Then there are so-called reproductive rights. The pro-abortion Left would be aghast, but not surprised, to see a conservative court reverse key decisions that have been made in their favor. The rights to “life, liberty and the pursuit of happiness” are mentioned explicitly in the Declaration of Independence, but not the Constitution. Nevertheless, they are presumed to be among those unenumerated rights recognized by the Ninth Amendment. Thus, with respect to abortion, the dividing line between original intent and living-constitutional overreach by a conservative Court is somewhat muddy. But in the view of the Left, a conservative Court might well reach radical decisions regarding the right to life.


The Constitution exists as a set of governing principles, but the founders’ intent was to  shield rights from fickle waves of majoritarianism, or even would-be despots. You might despise conservatism or statism, but this recognition should serve as a warning to heed the original text and its intent, not to view it as a mere nuisance to the interests of one’s agenda and fellow travelers.

I’ll close with Reynolds’ admonition to “living constitutionalists” of the Left:

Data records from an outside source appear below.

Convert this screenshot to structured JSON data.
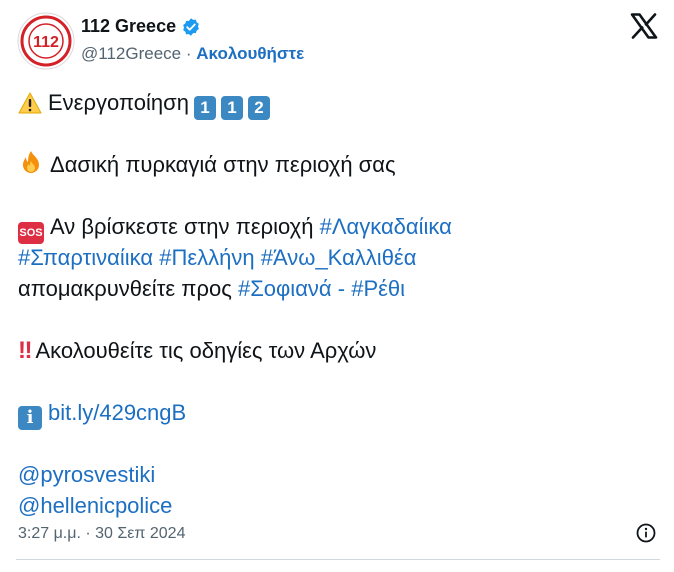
{
  "account": {
    "name": "112 Greece",
    "handle": "@112Greece",
    "separator": "·",
    "follow_label": "Ακολουθήστε",
    "avatar_text": "112",
    "verified_color": "#1d9bf0"
  },
  "tweet": {
    "line1_text": "Ενεργοποίηση",
    "line1_keys": [
      "1",
      "1",
      "2"
    ],
    "line2_text": "Δασική πυρκαγιά στην περιοχή σας",
    "sos_label": "SOS",
    "line3_text": "Αν βρίσκεστε στην περιοχή",
    "line3_tag": "#Λαγκαδαίικα",
    "line4_tags": [
      "#Σπαρτιναίικα",
      "#Πελλήνη",
      "#Άνω_Καλλιθέα"
    ],
    "line5_text": "απομακρυνθείτε προς",
    "line5_tag1": "#Σοφιανά",
    "line5_sep": "-",
    "line5_tag2": "#Ρέθι",
    "bang": "‼",
    "line6_text": "Ακολουθείτε τις οδηγίες των Αρχών",
    "info_glyph": "i",
    "link": "bit.ly/429cngB",
    "mentions": [
      "@pyrosvestiki",
      "@hellenicpolice"
    ]
  },
  "meta": {
    "timestamp": "3:27 μ.μ. · 30 Σεπ 2024"
  },
  "icons": {
    "warning": "warning-icon",
    "fire": "fire-icon",
    "platform": "x-logo-icon",
    "info": "info-circle-icon"
  },
  "colors": {
    "link": "#1d6fc2",
    "text": "#0f1419",
    "muted": "#536471",
    "keycap": "#3b88c3",
    "alert": "#dd2e44"
  }
}
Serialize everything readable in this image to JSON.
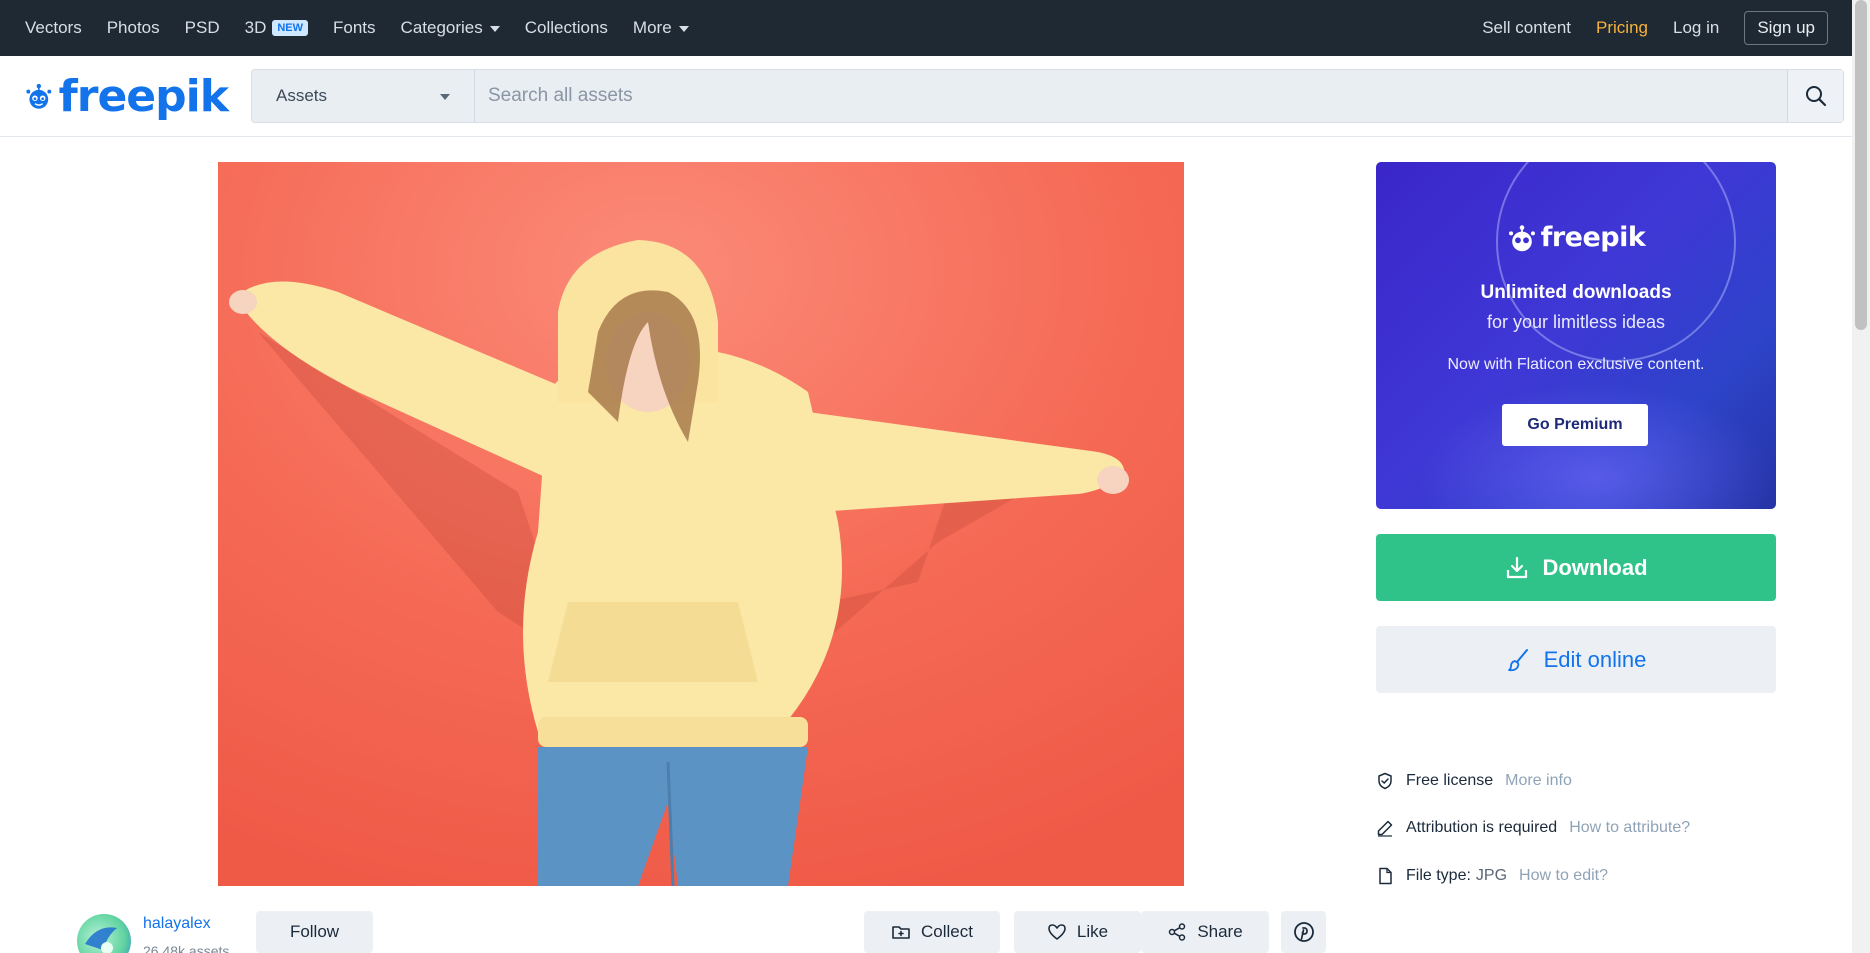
{
  "topnav": {
    "items": [
      {
        "label": "Vectors"
      },
      {
        "label": "Photos"
      },
      {
        "label": "PSD"
      },
      {
        "label": "3D",
        "badge": "NEW"
      },
      {
        "label": "Fonts"
      },
      {
        "label": "Categories"
      },
      {
        "label": "Collections"
      },
      {
        "label": "More"
      }
    ],
    "sell_label": "Sell content",
    "pricing_label": "Pricing",
    "login_label": "Log in",
    "signup_label": "Sign up"
  },
  "header": {
    "logo_text": "freepik",
    "search_scope": "Assets",
    "search_placeholder": "Search all assets"
  },
  "promo": {
    "logo_text": "freepik",
    "title": "Unlimited downloads",
    "subtitle": "for your limitless ideas",
    "description": "Now with Flaticon exclusive content.",
    "button_label": "Go Premium"
  },
  "actions": {
    "download_label": "Download",
    "edit_label": "Edit online"
  },
  "license": {
    "license_label": "Free license",
    "license_link": "More info",
    "attribution_label": "Attribution is required",
    "attribution_link": "How to attribute?",
    "filetype_label": "File type:",
    "filetype_value": "JPG",
    "filetype_link": "How to edit?"
  },
  "author": {
    "name": "halayalex",
    "assets_count": "26.48k assets",
    "follow_label": "Follow"
  },
  "bottom_actions": {
    "collect_label": "Collect",
    "like_label": "Like",
    "share_label": "Share"
  },
  "colors": {
    "topnav_bg": "#1f2933",
    "brand_blue": "#1273eb",
    "pricing_orange": "#f7b23b",
    "download_green": "#2fc38a",
    "photo_background": "#f3634f"
  }
}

“All of these [decisions] would be catastrophic for the left, and I’m sure I could come up with many more examples given time and space. Fortunately for the left, Judge Gorsuch appears to be devoted to interpreting the Constitution as it was understood by the Framers (in terms of its ‘original public meaning,’ to use the law professor definition), and not to embracing a living Constitution. … But my advice to those on the left attacking originalist approaches is this: Be careful what you ask for, because you won’t like it if you get it.”